ENCINITAS — While many will be glued to the highs and lows of the NCAA Tournament, six friends will be competing in their own version of March Madness, Encinitas style.

In 2019, friends George Arrizabalaga, Jason Kreidman, Alex Nemet and others held their first “A Day of Madness,” in which the group surfs, runs a half marathon, completes a round of golf and skis the slopes, all in 24 hours.

Now, the group is at it again for its fourth event on March 19, starting with a round of surfing before competing in the Moonlight Beach Half Marathon. After the race and a round of golf, the group will hit the slopes for some night skiing at Mountain High Resort in Wrightwood.

“Last year, six of us did it,” Kreidman said. “When guys are over 40, it’s not an easy thing to commit to. After I do it, I’m so glad we did it. I have tons of stories for the whole year. It’s like a little bit of bonding thing with these guys.”

The festivities began several years ago after Nemet, a 48-year-old ultramarathon runner and godfather of “A Day of Madness,” approached Kreidman about competing in the Moonlight Beach Half Marathon.
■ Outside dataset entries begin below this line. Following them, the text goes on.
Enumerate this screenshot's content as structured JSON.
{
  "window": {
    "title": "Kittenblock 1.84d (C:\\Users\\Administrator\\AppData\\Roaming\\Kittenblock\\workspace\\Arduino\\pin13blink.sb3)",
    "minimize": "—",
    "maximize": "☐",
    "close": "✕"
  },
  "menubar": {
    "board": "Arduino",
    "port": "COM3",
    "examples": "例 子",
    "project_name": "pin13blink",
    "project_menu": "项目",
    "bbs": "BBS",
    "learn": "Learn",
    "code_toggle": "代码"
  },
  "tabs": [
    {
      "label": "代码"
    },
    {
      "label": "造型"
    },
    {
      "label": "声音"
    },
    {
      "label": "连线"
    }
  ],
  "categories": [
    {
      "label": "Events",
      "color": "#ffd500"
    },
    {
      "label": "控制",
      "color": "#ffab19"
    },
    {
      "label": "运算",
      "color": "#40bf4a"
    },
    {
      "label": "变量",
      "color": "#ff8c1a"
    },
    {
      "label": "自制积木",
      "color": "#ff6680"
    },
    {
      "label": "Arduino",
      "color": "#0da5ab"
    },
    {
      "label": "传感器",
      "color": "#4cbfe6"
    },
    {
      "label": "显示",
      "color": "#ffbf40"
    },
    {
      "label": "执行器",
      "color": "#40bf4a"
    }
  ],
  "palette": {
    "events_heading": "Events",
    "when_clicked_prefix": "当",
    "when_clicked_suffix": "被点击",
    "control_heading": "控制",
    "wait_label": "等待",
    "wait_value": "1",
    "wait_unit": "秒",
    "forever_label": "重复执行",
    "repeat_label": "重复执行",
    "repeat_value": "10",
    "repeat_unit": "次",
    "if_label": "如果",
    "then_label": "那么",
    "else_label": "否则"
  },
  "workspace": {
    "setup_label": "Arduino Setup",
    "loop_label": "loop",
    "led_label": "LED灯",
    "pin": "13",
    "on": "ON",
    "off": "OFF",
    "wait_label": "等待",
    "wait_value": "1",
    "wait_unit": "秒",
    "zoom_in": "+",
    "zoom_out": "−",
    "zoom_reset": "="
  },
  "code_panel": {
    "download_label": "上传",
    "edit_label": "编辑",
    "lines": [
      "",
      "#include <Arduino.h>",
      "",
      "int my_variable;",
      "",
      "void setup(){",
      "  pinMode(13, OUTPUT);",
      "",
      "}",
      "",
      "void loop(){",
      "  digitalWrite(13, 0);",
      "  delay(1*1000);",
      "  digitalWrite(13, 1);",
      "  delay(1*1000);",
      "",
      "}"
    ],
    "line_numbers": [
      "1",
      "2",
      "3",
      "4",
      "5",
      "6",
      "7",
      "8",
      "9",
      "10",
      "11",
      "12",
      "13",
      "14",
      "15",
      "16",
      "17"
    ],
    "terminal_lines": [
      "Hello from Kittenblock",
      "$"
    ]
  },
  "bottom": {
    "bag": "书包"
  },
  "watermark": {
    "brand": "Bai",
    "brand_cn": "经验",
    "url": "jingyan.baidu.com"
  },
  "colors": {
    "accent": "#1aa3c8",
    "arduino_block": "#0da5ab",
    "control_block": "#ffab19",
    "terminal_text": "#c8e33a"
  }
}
A group of friends stop for a photo on the slopes during a previous Day of Madness. Courtesy photo
A group of friends stop for a photo on the slopes during a previous Day of Madness. Courtesy photo

Kreidman, was reluctant at first but Nemet kept up his sales pitch. Soon, the six friends were planning logistics, and the group soon completed their first maddening experience.

“(Nemet) talked me into it, saying, ‘I like we should add to it so we can create this day of madness,’” Kreidman said. “We pulled this all off. It was just this crazy idea and so much fun.”

As the Day of Madness grew, the group started wrapping up its long day at the bowling alley. The event gained traction and grew to about a dozen people, with some flying in as far away as Cleveland to participate in the fun.

Despite the crowd, Kreidman, Nemet and Arrizabalaga are the only three who have done the event every year.

Kreidman said sometimes it’s tough for him because running because of past injuries. But the day is about spending time with his friends doing activities they all enjoy.  

The pandemic slowed the availability of venues, but Kreidman said there may be an opportunity to expand, if the group decides. If not, the core group will likely continue their yearly tradition until they drop off due to age.